Self-Cleaning Filter Aids Production
Magnum Venus Products (MVP) is a Florida-based company that manufactures resin-based compounds such as syntactic foam core bonding putty, ceramic shield, syntactic foam core resin and DCPD/isophthalic polyester resin, among others. The company’s products are used in the marine industry and by other fiberglass product manufacturers to enhance the cosmetic appearance, rigidity, and speed of fiberglass reinforced plastic products, bond fiberglass parts, and fill strakes and tight radii.
When MVP decided to produce its resin-based line in 1998, it faced the challenge of finding an effective method of filtering the finished products from a high-viscosity mix. Since many of the company’s customers used spray guns in the application process, it was critical that the products be consistent in texture and particle size.
MVP Facility Manager Jim Kurtz solved the problem by installing a Spencer Self Cleaning CIP Filter manufactured by Spencer Machine & Tool Co., Jeffersonville, IN. Comprised of 316 stainless steel, the filter is AMSE coded and uses a wedge wire screen as a filtering element. The unit uses a number of different micron-size screens depending upon the products that are being manufactured. These screens are easily replaced and keep setup costs low.
“Since we installed the filter five years ago, we have had virtually no problems filtering our products,” Kurtz says. “Maintenance cost is at a minimum, and we have never replaced a filter screen.
“During the last five years we have purchased two additional Spencer Filters to accommodate our increased production requirements,” he says. “The Spencer Filters are fantastic. Without these filters we would not be able to maintain our high operating efficiencies.”
Durable DesignSpencer Filters have been implemented in a variety of industries, from paint manufacturing to orange juice and peanut butter processing. Al Hublar, national sales manager at Spencer, credits the filter’s unique design and reliability with its widespread use.
“I don’t know of anybody who’s actually worn one out,” Hublar says. “Those (filters) will go forever if you maintain them.”
Process flow to the Spencer enters from the top where it is directed into the filter housing surrounding the outside diameter of the wedge wire element where the unwanted solids are deposited and the fluid passes the element and flows upward through the inside of the screen and exit port located at the top of the housing.
The wedge wire element is continuously rotated by an electric or compressed air driver. Two durable wiper blades are statically located and positioned with constant tension applied against the rotating filter element. The self-compensating blades remove unwanted solids from the screen where internal fluid flow path and turbulence directs them toward the bottom area of the filter housing.
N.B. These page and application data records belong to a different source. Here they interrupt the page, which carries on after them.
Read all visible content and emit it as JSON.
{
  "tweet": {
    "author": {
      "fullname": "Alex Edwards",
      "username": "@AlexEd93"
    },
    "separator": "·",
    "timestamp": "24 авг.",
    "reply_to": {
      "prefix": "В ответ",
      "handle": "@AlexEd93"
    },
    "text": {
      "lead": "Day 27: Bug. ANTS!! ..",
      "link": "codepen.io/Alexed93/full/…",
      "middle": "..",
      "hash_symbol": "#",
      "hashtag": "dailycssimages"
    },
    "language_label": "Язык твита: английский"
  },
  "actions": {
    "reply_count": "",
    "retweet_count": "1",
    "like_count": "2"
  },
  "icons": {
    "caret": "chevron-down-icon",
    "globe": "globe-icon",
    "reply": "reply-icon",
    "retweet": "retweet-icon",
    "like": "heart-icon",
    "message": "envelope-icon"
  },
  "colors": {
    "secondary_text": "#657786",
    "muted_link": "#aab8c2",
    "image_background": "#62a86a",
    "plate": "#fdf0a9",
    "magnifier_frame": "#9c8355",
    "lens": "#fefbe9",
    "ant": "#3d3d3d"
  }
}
Removed solids can be manually or automatically flushed from the housing as they accumulate in the bottom of the filter. Automatic flushing of the solids can be accomplished using a pressure-sensing device that monitors the differential pressure across the filter inlet to its outlet. Smaller batches with lower solid percentages may be manually purged.
The Spencer element can withstand differentials much higher than nearly all bag or cartridge media. And though the Spencer unit is designed to operate at low or virtually nonexistent differential pressures, accumulated solids can present a rise in pressure. To avoid “pushing” of soft, gelatinous solids through the screen openings, it is imperative that flushing be accomplished at a pressure well below those established.